“The Guilty” features a star-power performance by Jake Gyllenhaal, crisp and economic direction from Antoine Fuqua (who previously teamed up with Gyllenhaal on the underrated boxing flick “The Southpaw”) and has first-class source material, as it’s a remake of the 2018 Danish gem of the same name. Alas, something gets lost in the translation, and what should be an engrossing, claustrophobic thriller keeps on throwing us for a loop and has us asking questions about logic when we should be so immersed in the story we don’t care about the plot holes.
Netflix presents a film directed by Antoine Fuqua and written by Nic Pizzolatto. Rated R (for language throughout). Running time: 89 minutes. Opens Friday at Landmark Renaissance Place in Highland Park and available Oct. 1 on Netflix.
Save for one brief sequence, the 85-minute run of “The Guilty” takes place within the LAPD Emergency Service Division, where Gyllenhaal’s Joe Baker is working the late shift against a backdrop of TV monitors displaying the chaos enveloping the Los Angeles area as wildfires rage out of control. We eventually learn Joe, a police detective, is off the streets because he’s facing charges about deadly serious misconduct — and the court hearing is tomorrow, and doesn’t it seem odd the Department would have Joe working such a stressful post, especially on the eve of such a huge day in his life? That’s the first indication “The Guilty” is going to bend reality to suit the story, but not the last.
With Fuqua’s cameras following Joe around in a docudrama style, with a myriad of closeups of Joe’s face, his eyes, his mouth, as he navigates through an endless tsunami of emergency calls, it’s apparent Joe is under a great deal of stress — on the job and in his personal life, as he’s been estranged from his wife for six months and he misses his daughter, which leads to Joe making such stupid decisions as calling the house at 2 a.m. and asking his wife if he can speak to their child. No, Joe. She’s asleep. Jeez.

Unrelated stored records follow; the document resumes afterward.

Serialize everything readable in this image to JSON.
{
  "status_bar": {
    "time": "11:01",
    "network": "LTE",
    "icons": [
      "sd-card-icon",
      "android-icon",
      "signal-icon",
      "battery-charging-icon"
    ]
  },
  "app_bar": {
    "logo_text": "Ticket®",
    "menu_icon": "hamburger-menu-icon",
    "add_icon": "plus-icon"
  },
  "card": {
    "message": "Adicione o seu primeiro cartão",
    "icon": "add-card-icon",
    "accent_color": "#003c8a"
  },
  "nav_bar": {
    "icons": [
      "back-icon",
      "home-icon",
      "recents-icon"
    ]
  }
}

Besides, you’re not supposed to be on your personal phone, you’re supposed to be manning those incoming 911 calls.
On one such call, Joe ascertains that a young woman named Emily (voiced by Riley Keough) has been abducted by her ex-husband Henry (Peter Sarsgaard), leaving their 6-year-old daughter and infant son home alone. (We never see any of the characters who appear via phone conversations.) With Joe continually looking at a photo of his own daughter so we don’t miss the symbolic heaviness of this situation, he embarks on a frantic mission to determine Emily’s whereabouts and also contact Emily’s daughter to assure her everything will be all right.
Along the way, Joe snaps at his co-workers, gets into heated arguments with a California Highway Patrol dispatcher (Da’Vine Joy Randolph), asks his old friend Sgt. Bill Miller (Ethan Hawke) to break the law on his behalf, and is so obviously on the verge of his own meltdown that it feels like someone should be calling 911 to report HIM.
“The Guilty” wants to make a statement about a man who’s trying to save himself through saving others, but the message is delivered with all the subtlety of a frantic 911 call.